More Native Language Dementia Care Needed

Worldwide, a growing proportion of the population is over the age of 65 and many seniors who develop dementia will require long-term care.  Caring for seniors with Alzheimer’s disease and other forms of dementia is a complex issue which is made more challenging when the patient’s native language is not English. 

As dementia progresses, it’s not uncommon for patients to lose more current memories of their life yet retain vivid details from childhood.  This phenomenon also extends to language.  Older adults who’s native tongue is not English may lose their ability to speak their second language and without caregivers who are fluent in a common language, providing proper long-term care can be frustrating and problematic. 

According to a recent Globe and Mail report, as the number of older adults increases in Ontario, more long-term and dementia care beds are promised but francophone patients and other cultural minorities need to be considered as services are allotted.  When language is a barrier, care suffers and patients with chronic health conditions may not get the treatment they require quickly or easily.  Diagnosis becomes more difficult when an accurate history can’t be taken and frequently more tests than should be necessary are run and hospital stays lengthened. 

Why do people with dementia often revert to their first language?  It usually occurs in patients who are more proficient in their first language than their second.  Long-term familiar memories use more of the brain’s cortex or outer layer, while short-term memories rely on the hippocampus which is more likely to be affected at the start of dementia in older age.  Learn more about this phenomenon in McGill University study, Bilingualism and Neuropsychiatric Disorders.

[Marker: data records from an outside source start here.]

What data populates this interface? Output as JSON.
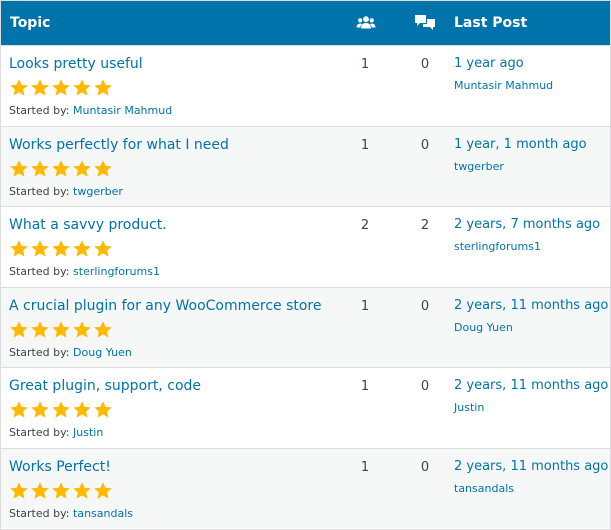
{
  "header": {
    "topic": "Topic",
    "last_post": "Last Post",
    "voices_icon": "users-icon",
    "replies_icon": "speech-bubbles-icon"
  },
  "colors": {
    "header_bg": "#0073aa",
    "link": "#0073aa",
    "star": "#ffb900",
    "row_alt": "#f6f7f7"
  },
  "started_by_label": "Started by:",
  "rows": [
    {
      "title": "Looks pretty useful",
      "rating": 5,
      "author": "Muntasir Mahmud",
      "voices": "1",
      "replies": "0",
      "freshness": "1 year ago",
      "last_author": "Muntasir Mahmud"
    },
    {
      "title": "Works perfectly for what I need",
      "rating": 5,
      "author": "twgerber",
      "voices": "1",
      "replies": "0",
      "freshness": "1 year, 1 month ago",
      "last_author": "twgerber"
    },
    {
      "title": "What a savvy product.",
      "rating": 5,
      "author": "sterlingforums1",
      "voices": "2",
      "replies": "2",
      "freshness": "2 years, 7 months ago",
      "last_author": "sterlingforums1"
    },
    {
      "title": "A crucial plugin for any WooCommerce store",
      "rating": 5,
      "author": "Doug Yuen",
      "voices": "1",
      "replies": "0",
      "freshness": "2 years, 11 months ago",
      "last_author": "Doug Yuen"
    },
    {
      "title": "Great plugin, support, code",
      "rating": 5,
      "author": "Justin",
      "voices": "1",
      "replies": "0",
      "freshness": "2 years, 11 months ago",
      "last_author": "Justin"
    },
    {
      "title": "Works Perfect!",
      "rating": 5,
      "author": "tansandals",
      "voices": "1",
      "replies": "0",
      "freshness": "2 years, 11 months ago",
      "last_author": "tansandals"
    }
  ]
}
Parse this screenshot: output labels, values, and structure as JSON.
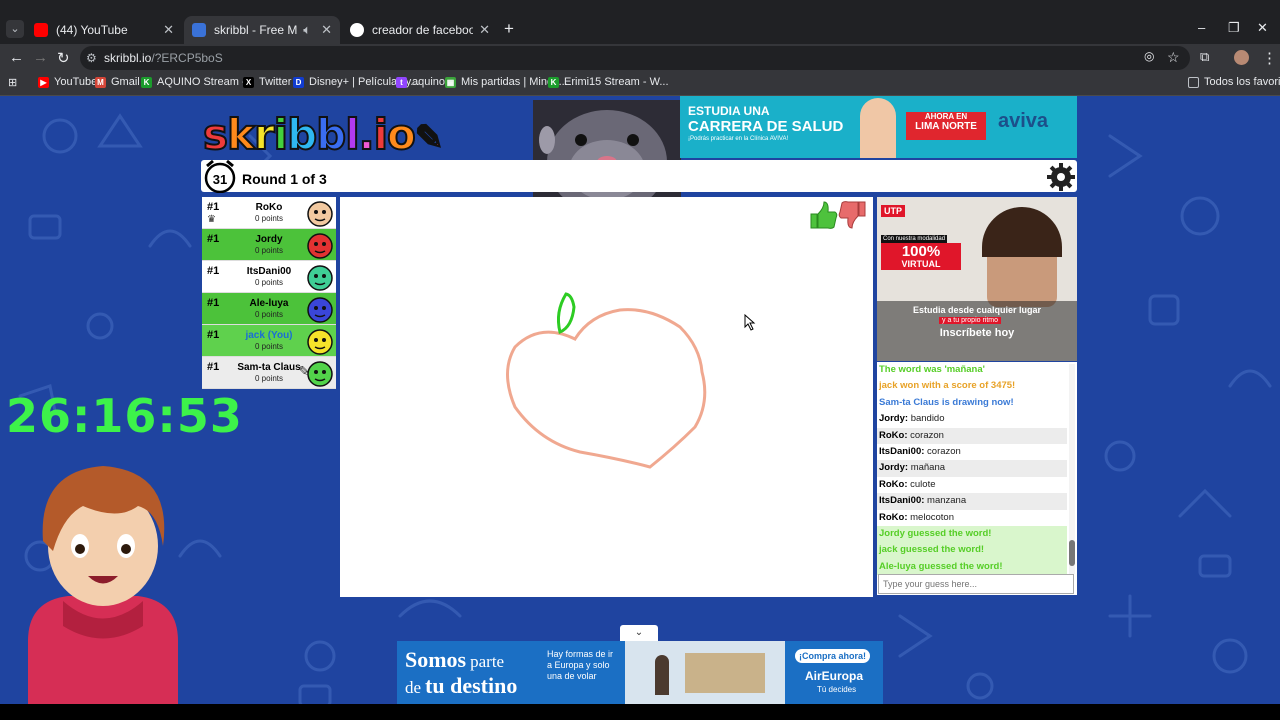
{
  "browser": {
    "tabs": [
      {
        "title": "(44) YouTube",
        "active": false
      },
      {
        "title": "skribbl - Free Multiplayer D",
        "active": true
      },
      {
        "title": "creador de facebook - Buscar c",
        "active": false
      }
    ],
    "url_host": "skribbl.io",
    "url_path": "/?ERCP5boS",
    "bookmarks": [
      "YouTube",
      "Gmail",
      "AQUINO Stream -...",
      "Twitter",
      "Disney+ | Películas y...",
      "aquino",
      "Mis partidas | Minec...",
      "Erimi15 Stream - W..."
    ],
    "all_bookmarks": "Todos los favoritos"
  },
  "game": {
    "logo": "skribbl.io",
    "timer_seconds": "31",
    "round_text": "Round 1 of 3",
    "players": [
      {
        "rank": "#1",
        "name": "RoKo",
        "points": "0 points",
        "guessed": false,
        "color": "#f2c9a0"
      },
      {
        "rank": "#1",
        "name": "Jordy",
        "points": "0 points",
        "guessed": true,
        "color": "#e23232"
      },
      {
        "rank": "#1",
        "name": "ItsDani00",
        "points": "0 points",
        "guessed": false,
        "color": "#3fcf96"
      },
      {
        "rank": "#1",
        "name": "Ale-luya",
        "points": "0 points",
        "guessed": true,
        "color": "#3a46d8"
      },
      {
        "rank": "#1",
        "name": "jack (You)",
        "points": "0 points",
        "guessed": true,
        "color": "#f5e32a"
      },
      {
        "rank": "#1",
        "name": "Sam-ta Claus",
        "points": "0 points",
        "guessed": false,
        "color": "#52d34a"
      }
    ],
    "chat": [
      {
        "type": "green",
        "author": "",
        "text": "The word was 'mañana'"
      },
      {
        "type": "orange",
        "author": "",
        "text": "jack won with a score of 3475!"
      },
      {
        "type": "blue",
        "author": "",
        "text": "Sam-ta Claus is drawing now!"
      },
      {
        "type": "msg",
        "author": "Jordy:",
        "text": "bandido"
      },
      {
        "type": "msg",
        "author": "RoKo:",
        "text": "corazon"
      },
      {
        "type": "msg",
        "author": "ItsDani00:",
        "text": "corazon"
      },
      {
        "type": "msg",
        "author": "Jordy:",
        "text": "mañana"
      },
      {
        "type": "msg",
        "author": "RoKo:",
        "text": "culote"
      },
      {
        "type": "msg",
        "author": "ItsDani00:",
        "text": "manzana"
      },
      {
        "type": "msg",
        "author": "RoKo:",
        "text": "melocoton"
      },
      {
        "type": "greenbg",
        "author": "",
        "text": "Jordy guessed the word!"
      },
      {
        "type": "greenbg",
        "author": "",
        "text": "jack guessed the word!"
      },
      {
        "type": "greenbg",
        "author": "",
        "text": "Ale-luya guessed the word!"
      }
    ],
    "guess_placeholder": "Type your guess here..."
  },
  "stream_overlay": {
    "uptime": "26:16:53"
  },
  "ads": {
    "top": {
      "line1": "ESTUDIA UNA",
      "line2": "CARRERA DE SALUD",
      "line3": "¡Podrás practicar en la Clínica AVIVA!",
      "badge1": "AHORA EN",
      "badge2": "LIMA NORTE",
      "brand": "aviva"
    },
    "side": {
      "brand": "UTP",
      "line1": "Con nuestra modalidad",
      "pct": "100%",
      "virtual": "VIRTUAL",
      "line2": "Estudia desde cualquier lugar",
      "line3": "y a tu propio ritmo",
      "cta": "Inscríbete hoy"
    },
    "bottom": {
      "big1": "Somos",
      "small1": "parte",
      "small2": "de",
      "big2": "tu destino",
      "mid": "Hay formas de ir a Europa y solo una de volar",
      "cta": "¡Compra ahora!",
      "brand": "AirEuropa",
      "tag": "Tú decides"
    }
  },
  "colors": {
    "page_bg": "#1f44a0",
    "guessed_green": "#5fd14d",
    "timer_green": "#3df24a",
    "chat_green": "#56ce27"
  },
  "icons": [
    "tab-list-icon",
    "youtube-icon",
    "sound-icon",
    "close-icon",
    "new-tab-icon",
    "back-icon",
    "forward-icon",
    "reload-icon",
    "site-info-icon",
    "eye-off-icon",
    "star-icon",
    "extensions-icon",
    "profile-icon",
    "menu-icon",
    "apps-icon",
    "folder-icon",
    "alarm-clock-icon",
    "settings-gear-icon",
    "crown-icon",
    "pencil-icon",
    "thumbs-up-icon",
    "thumbs-down-icon",
    "chevron-down-icon",
    "cursor-icon"
  ]
}
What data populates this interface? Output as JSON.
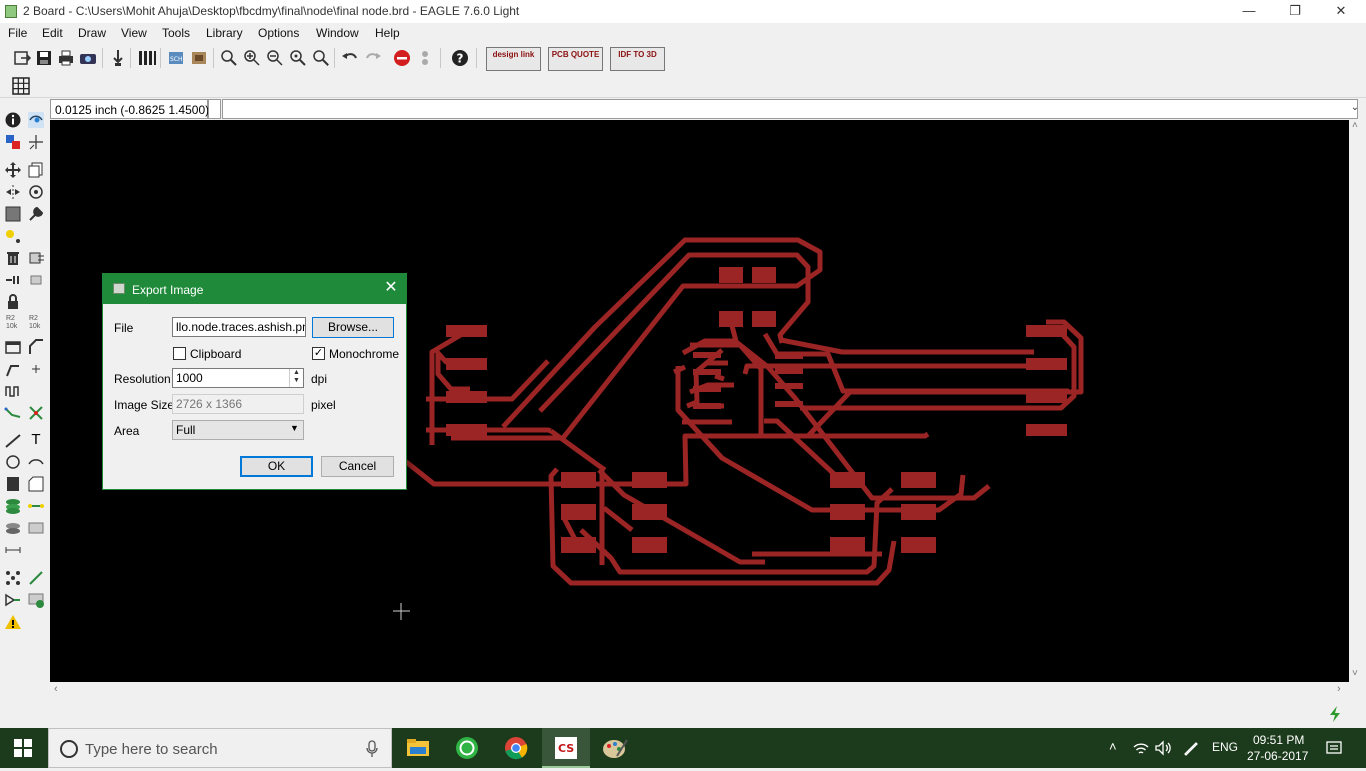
{
  "window": {
    "title": "2 Board - C:\\Users\\Mohit Ahuja\\Desktop\\fbcdmy\\final\\node\\final node.brd - EAGLE 7.6.0 Light",
    "min_glyph": "—",
    "max_glyph": "❐",
    "close_glyph": "✕"
  },
  "menu": [
    "File",
    "Edit",
    "Draw",
    "View",
    "Tools",
    "Library",
    "Options",
    "Window",
    "Help"
  ],
  "toolbar": {
    "design_link_label": "design link",
    "pcb_quote_label": "PCB QUOTE",
    "idf_label": "IDF TO 3D"
  },
  "coordinates": "0.0125 inch (-0.8625 1.4500)",
  "dialog": {
    "title": "Export Image",
    "close_glyph": "✕",
    "file_label": "File",
    "file_value": "llo.node.traces.ashish.png",
    "browse_label": "Browse...",
    "clipboard_label": "Clipboard",
    "clipboard_checked": false,
    "monochrome_label": "Monochrome",
    "monochrome_checked": true,
    "resolution_label": "Resolution",
    "resolution_value": "1000",
    "resolution_unit": "dpi",
    "image_size_label": "Image Size",
    "image_size_value": "2726 x 1366",
    "image_size_unit": "pixel",
    "area_label": "Area",
    "area_value": "Full",
    "ok_label": "OK",
    "cancel_label": "Cancel"
  },
  "palette": {
    "label_r2_10k": "R2 10k",
    "label_r2_10k_b": "R2 10k",
    "text_tool_glyph": "T"
  },
  "taskbar": {
    "search_placeholder": "Type here to search",
    "language": "ENG",
    "time": "09:51 PM",
    "date": "27-06-2017"
  },
  "colors": {
    "trace": "#9b2424",
    "canvas": "#000000",
    "dialog_title": "#1f8b3a"
  }
}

Language barriers also play a role in accessing accurate dementia testing and participation in clinical trials, which generally caution against using interpreters who may inadvertently alter study outcomes.  According to recent census data, nearly 6 million Americans over the age of 60 including 2.2 million Spanish speakers, do not speak English well.   Learn more about racial and cultural disparity and Alzheimer’s research by following this link to UsAgainstAlzheimer’s, a non-profit organization committed to stopping AD by 2020.